Sean, sorry about not making myself more clear. My comment was about in a post of yours #1 and #2. A battery inverter keeps an grid-tied inverter runnin day and night with the grid-tied inverter charger the batteries during the day.
Got it, 1 and 2 right here:
"An ac-coupled system is different from a bimodal/multimodal system, but both types of systems can work together.
Also, an ac coupled system can work off-grid or with the grid and batteries.
Lets look at the evolution of the ac-coupled system, starting with a normal battery based PV system.
1. Visualize a battery based PV system that makes such a clean sine wave that you can hook up a grid-tied inverter to the ac side of your battery based off-grid inverter when there is no grid and the grid-tied inverter will think there is a grid and will push out current and power in phase with that off-grid battery inverter. This would be considered an ac-coupled system and also can be considered a micro-grid.
2. Now visualize the grid tied inverter in 1 above pushing out more power onto the ac side of the off-grid inverter than your loads can use. What to do with that extra current? Trick out your battery based inverter to push the current backwards to charge the battery. This is extra tricky, because the battery inverter is using the battery to make a steady ac voltage and frequency while using the current from the grid-tied inverter to charge the battery."
Here is an image of an ac coupled system from HomePower:

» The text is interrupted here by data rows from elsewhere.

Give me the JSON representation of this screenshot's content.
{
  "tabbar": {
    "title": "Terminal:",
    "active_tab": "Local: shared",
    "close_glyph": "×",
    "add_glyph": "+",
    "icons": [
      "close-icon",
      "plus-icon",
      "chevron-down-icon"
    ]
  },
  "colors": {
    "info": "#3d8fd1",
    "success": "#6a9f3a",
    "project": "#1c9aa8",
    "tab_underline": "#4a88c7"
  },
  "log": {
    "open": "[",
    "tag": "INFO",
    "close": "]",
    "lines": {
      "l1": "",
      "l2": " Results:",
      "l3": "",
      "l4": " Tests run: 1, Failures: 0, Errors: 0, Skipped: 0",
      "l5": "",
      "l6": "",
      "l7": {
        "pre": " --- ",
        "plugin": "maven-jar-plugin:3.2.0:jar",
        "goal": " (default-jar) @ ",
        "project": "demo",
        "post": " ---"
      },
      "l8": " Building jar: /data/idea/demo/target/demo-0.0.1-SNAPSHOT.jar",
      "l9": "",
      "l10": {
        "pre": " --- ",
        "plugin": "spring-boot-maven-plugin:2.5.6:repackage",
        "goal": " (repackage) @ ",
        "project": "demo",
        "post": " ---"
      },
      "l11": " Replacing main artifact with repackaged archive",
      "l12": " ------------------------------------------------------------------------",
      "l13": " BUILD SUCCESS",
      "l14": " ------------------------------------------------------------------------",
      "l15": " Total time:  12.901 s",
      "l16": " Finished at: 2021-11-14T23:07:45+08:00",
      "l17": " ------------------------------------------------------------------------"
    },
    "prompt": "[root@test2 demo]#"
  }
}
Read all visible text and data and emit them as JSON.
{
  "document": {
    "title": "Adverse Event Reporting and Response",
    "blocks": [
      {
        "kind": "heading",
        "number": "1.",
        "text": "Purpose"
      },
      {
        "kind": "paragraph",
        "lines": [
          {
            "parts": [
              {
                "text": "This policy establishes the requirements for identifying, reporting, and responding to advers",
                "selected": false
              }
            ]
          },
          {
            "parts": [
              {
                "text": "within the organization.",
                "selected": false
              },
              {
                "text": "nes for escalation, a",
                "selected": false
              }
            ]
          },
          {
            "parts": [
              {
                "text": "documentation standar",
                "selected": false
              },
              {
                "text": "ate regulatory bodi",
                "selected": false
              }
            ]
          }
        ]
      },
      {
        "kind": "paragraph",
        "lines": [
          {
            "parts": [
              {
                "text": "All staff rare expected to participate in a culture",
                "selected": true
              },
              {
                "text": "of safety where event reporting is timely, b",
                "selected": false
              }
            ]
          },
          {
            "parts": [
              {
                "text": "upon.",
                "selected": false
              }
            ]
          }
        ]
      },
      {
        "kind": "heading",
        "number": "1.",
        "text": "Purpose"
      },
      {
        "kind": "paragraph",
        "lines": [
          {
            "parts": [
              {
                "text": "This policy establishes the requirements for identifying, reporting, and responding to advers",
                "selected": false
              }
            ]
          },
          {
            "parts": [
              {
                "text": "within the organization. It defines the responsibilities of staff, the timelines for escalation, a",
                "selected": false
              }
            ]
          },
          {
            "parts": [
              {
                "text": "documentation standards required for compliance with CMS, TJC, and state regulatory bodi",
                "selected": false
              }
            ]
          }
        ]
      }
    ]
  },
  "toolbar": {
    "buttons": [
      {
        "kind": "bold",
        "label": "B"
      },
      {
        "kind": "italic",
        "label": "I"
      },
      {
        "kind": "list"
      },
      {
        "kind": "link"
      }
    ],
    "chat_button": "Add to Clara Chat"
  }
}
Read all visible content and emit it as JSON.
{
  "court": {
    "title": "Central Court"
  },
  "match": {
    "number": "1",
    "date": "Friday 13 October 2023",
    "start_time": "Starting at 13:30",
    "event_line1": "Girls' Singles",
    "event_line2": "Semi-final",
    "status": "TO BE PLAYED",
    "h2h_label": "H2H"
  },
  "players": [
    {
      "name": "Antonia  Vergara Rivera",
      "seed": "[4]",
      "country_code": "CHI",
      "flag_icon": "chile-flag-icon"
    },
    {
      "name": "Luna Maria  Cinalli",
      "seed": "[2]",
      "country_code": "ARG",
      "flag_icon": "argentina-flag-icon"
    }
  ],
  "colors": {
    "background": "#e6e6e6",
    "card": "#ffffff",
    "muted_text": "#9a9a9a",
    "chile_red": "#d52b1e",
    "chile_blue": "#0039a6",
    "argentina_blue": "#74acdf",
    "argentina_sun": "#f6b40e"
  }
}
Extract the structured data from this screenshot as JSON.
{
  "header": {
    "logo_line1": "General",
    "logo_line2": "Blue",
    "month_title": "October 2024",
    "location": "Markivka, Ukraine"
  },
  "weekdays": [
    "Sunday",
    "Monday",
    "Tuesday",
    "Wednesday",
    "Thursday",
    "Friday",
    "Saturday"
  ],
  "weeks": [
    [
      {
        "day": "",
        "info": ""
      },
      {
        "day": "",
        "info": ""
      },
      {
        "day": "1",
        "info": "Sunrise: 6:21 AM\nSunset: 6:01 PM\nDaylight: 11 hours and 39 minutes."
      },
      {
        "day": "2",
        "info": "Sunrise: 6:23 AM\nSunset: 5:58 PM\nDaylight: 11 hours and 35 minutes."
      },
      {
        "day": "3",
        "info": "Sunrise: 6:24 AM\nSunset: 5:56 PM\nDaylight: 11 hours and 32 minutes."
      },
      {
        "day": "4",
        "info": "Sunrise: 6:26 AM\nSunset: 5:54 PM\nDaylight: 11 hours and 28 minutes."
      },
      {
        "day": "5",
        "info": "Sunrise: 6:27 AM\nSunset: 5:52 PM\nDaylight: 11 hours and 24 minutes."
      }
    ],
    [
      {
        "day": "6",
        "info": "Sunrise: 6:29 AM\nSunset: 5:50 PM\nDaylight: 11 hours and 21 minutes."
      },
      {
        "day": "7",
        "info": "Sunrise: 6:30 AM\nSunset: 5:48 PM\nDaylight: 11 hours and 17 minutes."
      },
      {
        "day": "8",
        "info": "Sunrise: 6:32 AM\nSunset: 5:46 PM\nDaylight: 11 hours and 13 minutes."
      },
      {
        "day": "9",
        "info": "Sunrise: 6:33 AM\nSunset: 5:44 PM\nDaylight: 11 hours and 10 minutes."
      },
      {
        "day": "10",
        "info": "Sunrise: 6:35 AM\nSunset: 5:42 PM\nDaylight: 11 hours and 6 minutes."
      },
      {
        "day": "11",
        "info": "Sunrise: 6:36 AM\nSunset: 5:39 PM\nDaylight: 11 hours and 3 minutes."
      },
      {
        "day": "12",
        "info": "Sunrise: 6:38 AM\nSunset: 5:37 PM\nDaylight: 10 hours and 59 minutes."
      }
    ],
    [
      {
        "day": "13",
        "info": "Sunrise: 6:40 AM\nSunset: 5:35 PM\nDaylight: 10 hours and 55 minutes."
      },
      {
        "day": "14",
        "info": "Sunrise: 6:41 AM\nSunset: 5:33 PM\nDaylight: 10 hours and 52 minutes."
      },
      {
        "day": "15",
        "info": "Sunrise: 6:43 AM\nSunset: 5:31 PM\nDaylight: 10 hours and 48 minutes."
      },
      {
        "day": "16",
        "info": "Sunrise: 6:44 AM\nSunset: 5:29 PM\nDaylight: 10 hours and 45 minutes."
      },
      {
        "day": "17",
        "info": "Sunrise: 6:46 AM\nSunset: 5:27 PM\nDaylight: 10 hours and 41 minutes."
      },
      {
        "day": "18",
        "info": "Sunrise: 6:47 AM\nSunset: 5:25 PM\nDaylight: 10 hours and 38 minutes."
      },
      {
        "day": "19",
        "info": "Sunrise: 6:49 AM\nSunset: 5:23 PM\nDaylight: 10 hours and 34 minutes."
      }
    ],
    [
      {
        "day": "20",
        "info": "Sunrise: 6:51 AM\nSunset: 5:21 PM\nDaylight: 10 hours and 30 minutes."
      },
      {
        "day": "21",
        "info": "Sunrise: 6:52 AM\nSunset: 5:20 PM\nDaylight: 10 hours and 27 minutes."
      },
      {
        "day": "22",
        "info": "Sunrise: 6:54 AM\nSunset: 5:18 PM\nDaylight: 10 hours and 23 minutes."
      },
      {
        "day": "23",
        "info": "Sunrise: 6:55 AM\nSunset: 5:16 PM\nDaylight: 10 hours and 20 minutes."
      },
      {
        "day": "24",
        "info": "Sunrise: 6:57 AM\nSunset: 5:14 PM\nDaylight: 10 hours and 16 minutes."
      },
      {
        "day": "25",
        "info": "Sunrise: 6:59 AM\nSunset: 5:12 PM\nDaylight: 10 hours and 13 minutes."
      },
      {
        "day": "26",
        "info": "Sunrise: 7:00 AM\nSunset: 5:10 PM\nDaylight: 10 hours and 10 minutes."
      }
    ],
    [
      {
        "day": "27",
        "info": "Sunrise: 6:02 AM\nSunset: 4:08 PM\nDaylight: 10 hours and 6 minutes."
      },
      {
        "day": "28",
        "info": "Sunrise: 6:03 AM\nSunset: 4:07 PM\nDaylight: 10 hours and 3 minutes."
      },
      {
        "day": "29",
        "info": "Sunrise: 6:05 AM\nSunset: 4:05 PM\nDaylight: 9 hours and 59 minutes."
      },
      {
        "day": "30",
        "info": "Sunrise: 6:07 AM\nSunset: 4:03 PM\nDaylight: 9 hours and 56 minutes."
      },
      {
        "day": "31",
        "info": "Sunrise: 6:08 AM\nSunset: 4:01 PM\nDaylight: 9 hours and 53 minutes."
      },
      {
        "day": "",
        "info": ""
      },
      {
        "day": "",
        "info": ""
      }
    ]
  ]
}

I like to explain it like it is a battery inverter/charger that makes a "micro-gird" and once that grid is made from the battery power, the interactive inverter can produce power from sunlight. When the interactive inverter is producing more energy from sunlight than the loads are using, the battery inverter/charger will send current from the ac micro-grid in the other direction to the batteries through the battery inverter/charger.
It is a difficult subject to grasp. We will always have the battery inverter charger keeping time and regulating the frequency and voltage on the ac side, however it can push current in either direction to charge the batteries when the sun is shining or to power loads at any time it is needed.
Also, here is a SolarPro article on the subject:
And here is a simple Schneider diagram for ac coupling on the Amerisolar distributor website: